- Opening Delimiter -
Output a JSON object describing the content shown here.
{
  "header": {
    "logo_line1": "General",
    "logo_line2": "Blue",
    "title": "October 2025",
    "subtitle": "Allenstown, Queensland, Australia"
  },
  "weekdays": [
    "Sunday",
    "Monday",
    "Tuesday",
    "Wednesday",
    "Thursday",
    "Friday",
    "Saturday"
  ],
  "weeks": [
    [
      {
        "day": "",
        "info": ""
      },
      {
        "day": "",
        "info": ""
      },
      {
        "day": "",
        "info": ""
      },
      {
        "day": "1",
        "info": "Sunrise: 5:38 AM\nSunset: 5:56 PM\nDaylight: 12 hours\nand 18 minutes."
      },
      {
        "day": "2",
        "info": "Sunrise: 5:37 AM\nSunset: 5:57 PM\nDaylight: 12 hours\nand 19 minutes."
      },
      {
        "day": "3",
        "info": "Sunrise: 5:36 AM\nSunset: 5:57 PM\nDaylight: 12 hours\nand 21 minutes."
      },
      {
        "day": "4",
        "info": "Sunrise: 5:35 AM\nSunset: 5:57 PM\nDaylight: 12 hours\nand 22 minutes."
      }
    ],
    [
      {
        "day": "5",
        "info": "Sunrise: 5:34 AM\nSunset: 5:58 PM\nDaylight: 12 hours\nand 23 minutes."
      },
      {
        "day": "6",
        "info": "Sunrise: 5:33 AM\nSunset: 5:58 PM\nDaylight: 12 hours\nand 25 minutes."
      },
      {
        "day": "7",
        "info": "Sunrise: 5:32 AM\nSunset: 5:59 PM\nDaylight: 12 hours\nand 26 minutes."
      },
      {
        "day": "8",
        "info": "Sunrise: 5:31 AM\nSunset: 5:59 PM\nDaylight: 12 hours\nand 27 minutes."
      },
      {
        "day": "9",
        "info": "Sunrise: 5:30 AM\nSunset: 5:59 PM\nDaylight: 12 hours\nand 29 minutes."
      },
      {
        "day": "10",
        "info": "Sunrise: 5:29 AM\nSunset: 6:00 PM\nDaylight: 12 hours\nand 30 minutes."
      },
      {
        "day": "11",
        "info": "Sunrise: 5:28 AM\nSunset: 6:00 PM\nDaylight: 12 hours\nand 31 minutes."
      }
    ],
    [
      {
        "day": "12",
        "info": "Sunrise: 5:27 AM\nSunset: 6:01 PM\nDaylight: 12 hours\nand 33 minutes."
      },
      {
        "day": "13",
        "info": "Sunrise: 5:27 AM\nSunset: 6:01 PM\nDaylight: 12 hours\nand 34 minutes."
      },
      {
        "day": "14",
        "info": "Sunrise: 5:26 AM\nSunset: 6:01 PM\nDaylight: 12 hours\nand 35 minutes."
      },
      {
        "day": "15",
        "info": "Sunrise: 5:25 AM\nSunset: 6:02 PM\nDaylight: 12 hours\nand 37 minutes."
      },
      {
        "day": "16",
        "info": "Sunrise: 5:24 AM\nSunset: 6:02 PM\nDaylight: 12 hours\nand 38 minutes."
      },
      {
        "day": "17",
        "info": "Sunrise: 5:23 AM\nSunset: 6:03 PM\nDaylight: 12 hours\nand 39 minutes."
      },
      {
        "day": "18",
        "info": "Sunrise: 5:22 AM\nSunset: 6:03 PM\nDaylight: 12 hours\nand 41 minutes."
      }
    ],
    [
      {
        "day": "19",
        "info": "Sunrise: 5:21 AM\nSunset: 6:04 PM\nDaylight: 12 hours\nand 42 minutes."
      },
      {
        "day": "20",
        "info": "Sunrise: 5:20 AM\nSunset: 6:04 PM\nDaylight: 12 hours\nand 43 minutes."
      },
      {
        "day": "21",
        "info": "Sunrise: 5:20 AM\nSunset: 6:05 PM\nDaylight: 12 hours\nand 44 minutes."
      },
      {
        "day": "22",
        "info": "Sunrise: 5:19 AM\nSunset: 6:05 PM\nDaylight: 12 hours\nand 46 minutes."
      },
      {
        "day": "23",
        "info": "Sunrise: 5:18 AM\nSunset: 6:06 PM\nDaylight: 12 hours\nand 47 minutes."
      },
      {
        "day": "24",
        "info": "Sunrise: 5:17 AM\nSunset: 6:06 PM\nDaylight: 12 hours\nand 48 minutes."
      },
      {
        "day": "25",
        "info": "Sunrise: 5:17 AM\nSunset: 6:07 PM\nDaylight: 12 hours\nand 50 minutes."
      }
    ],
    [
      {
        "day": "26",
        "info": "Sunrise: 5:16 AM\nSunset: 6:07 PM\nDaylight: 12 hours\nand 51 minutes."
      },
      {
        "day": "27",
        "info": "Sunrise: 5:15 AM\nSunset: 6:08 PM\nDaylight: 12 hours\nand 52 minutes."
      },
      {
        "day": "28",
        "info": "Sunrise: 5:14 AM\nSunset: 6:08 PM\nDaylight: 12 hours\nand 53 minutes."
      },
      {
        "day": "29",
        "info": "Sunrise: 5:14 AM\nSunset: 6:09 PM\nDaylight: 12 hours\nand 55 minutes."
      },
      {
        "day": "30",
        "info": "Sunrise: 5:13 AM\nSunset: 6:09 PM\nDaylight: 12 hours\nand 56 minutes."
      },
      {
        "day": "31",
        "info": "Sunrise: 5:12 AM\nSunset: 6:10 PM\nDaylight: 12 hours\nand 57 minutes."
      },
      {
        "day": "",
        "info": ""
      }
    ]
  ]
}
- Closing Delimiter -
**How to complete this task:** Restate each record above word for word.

**Solution to this task:**
Output a JSON object describing the content shown here.
{
  "header": {
    "logo_line1": "General",
    "logo_line2": "Blue",
    "title": "October 2025",
    "subtitle": "Allenstown, Queensland, Australia"
  },
  "weekdays": [
    "Sunday",
    "Monday",
    "Tuesday",
    "Wednesday",
    "Thursday",
    "Friday",
    "Saturday"
  ],
  "weeks": [
    [
      {
        "day": "",
        "info": ""
      },
      {
        "day": "",
        "info": ""
      },
      {
        "day": "",
        "info": ""
      },
      {
        "day": "1",
        "info": "Sunrise: 5:38 AM\nSunset: 5:56 PM\nDaylight: 12 hours\nand 18 minutes."
      },
      {
        "day": "2",
        "info": "Sunrise: 5:37 AM\nSunset: 5:57 PM\nDaylight: 12 hours\nand 19 minutes."
      },
      {
        "day": "3",
        "info": "Sunrise: 5:36 AM\nSunset: 5:57 PM\nDaylight: 12 hours\nand 21 minutes."
      },
      {
        "day": "4",
        "info": "Sunrise: 5:35 AM\nSunset: 5:57 PM\nDaylight: 12 hours\nand 22 minutes."
      }
    ],
    [
      {
        "day": "5",
        "info": "Sunrise: 5:34 AM\nSunset: 5:58 PM\nDaylight: 12 hours\nand 23 minutes."
      },
      {
        "day": "6",
        "info": "Sunrise: 5:33 AM\nSunset: 5:58 PM\nDaylight: 12 hours\nand 25 minutes."
      },
      {
        "day": "7",
        "info": "Sunrise: 5:32 AM\nSunset: 5:59 PM\nDaylight: 12 hours\nand 26 minutes."
      },
      {
        "day": "8",
        "info": "Sunrise: 5:31 AM\nSunset: 5:59 PM\nDaylight: 12 hours\nand 27 minutes."
      },
      {
        "day": "9",
        "info": "Sunrise: 5:30 AM\nSunset: 5:59 PM\nDaylight: 12 hours\nand 29 minutes."
      },
      {
        "day": "10",
        "info": "Sunrise: 5:29 AM\nSunset: 6:00 PM\nDaylight: 12 hours\nand 30 minutes."
      },
      {
        "day": "11",
        "info": "Sunrise: 5:28 AM\nSunset: 6:00 PM\nDaylight: 12 hours\nand 31 minutes."
      }
    ],
    [
      {
        "day": "12",
        "info": "Sunrise: 5:27 AM\nSunset: 6:01 PM\nDaylight: 12 hours\nand 33 minutes."
      },
      {
        "day": "13",
        "info": "Sunrise: 5:27 AM\nSunset: 6:01 PM\nDaylight: 12 hours\nand 34 minutes."
      },
      {
        "day": "14",
        "info": "Sunrise: 5:26 AM\nSunset: 6:01 PM\nDaylight: 12 hours\nand 35 minutes."
      },
      {
        "day": "15",
        "info": "Sunrise: 5:25 AM\nSunset: 6:02 PM\nDaylight: 12 hours\nand 37 minutes."
      },
      {
        "day": "16",
        "info": "Sunrise: 5:24 AM\nSunset: 6:02 PM\nDaylight: 12 hours\nand 38 minutes."
      },
      {
        "day": "17",
        "info": "Sunrise: 5:23 AM\nSunset: 6:03 PM\nDaylight: 12 hours\nand 39 minutes."
      },
      {
        "day": "18",
        "info": "Sunrise: 5:22 AM\nSunset: 6:03 PM\nDaylight: 12 hours\nand 41 minutes."
      }
    ],
    [
      {
        "day": "19",
        "info": "Sunrise: 5:21 AM\nSunset: 6:04 PM\nDaylight: 12 hours\nand 42 minutes."
      },
      {
        "day": "20",
        "info": "Sunrise: 5:20 AM\nSunset: 6:04 PM\nDaylight: 12 hours\nand 43 minutes."
      },
      {
        "day": "21",
        "info": "Sunrise: 5:20 AM\nSunset: 6:05 PM\nDaylight: 12 hours\nand 44 minutes."
      },
      {
        "day": "22",
        "info": "Sunrise: 5:19 AM\nSunset: 6:05 PM\nDaylight: 12 hours\nand 46 minutes."
      },
      {
        "day": "23",
        "info": "Sunrise: 5:18 AM\nSunset: 6:06 PM\nDaylight: 12 hours\nand 47 minutes."
      },
      {
        "day": "24",
        "info": "Sunrise: 5:17 AM\nSunset: 6:06 PM\nDaylight: 12 hours\nand 48 minutes."
      },
      {
        "day": "25",
        "info": "Sunrise: 5:17 AM\nSunset: 6:07 PM\nDaylight: 12 hours\nand 50 minutes."
      }
    ],
    [
      {
        "day": "26",
        "info": "Sunrise: 5:16 AM\nSunset: 6:07 PM\nDaylight: 12 hours\nand 51 minutes."
      },
      {
        "day": "27",
        "info": "Sunrise: 5:15 AM\nSunset: 6:08 PM\nDaylight: 12 hours\nand 52 minutes."
      },
      {
        "day": "28",
        "info": "Sunrise: 5:14 AM\nSunset: 6:08 PM\nDaylight: 12 hours\nand 53 minutes."
      },
      {
        "day": "29",
        "info": "Sunrise: 5:14 AM\nSunset: 6:09 PM\nDaylight: 12 hours\nand 55 minutes."
      },
      {
        "day": "30",
        "info": "Sunrise: 5:13 AM\nSunset: 6:09 PM\nDaylight: 12 hours\nand 56 minutes."
      },
      {
        "day": "31",
        "info": "Sunrise: 5:12 AM\nSunset: 6:10 PM\nDaylight: 12 hours\nand 57 minutes."
      },
      {
        "day": "",
        "info": ""
      }
    ]
  ]
}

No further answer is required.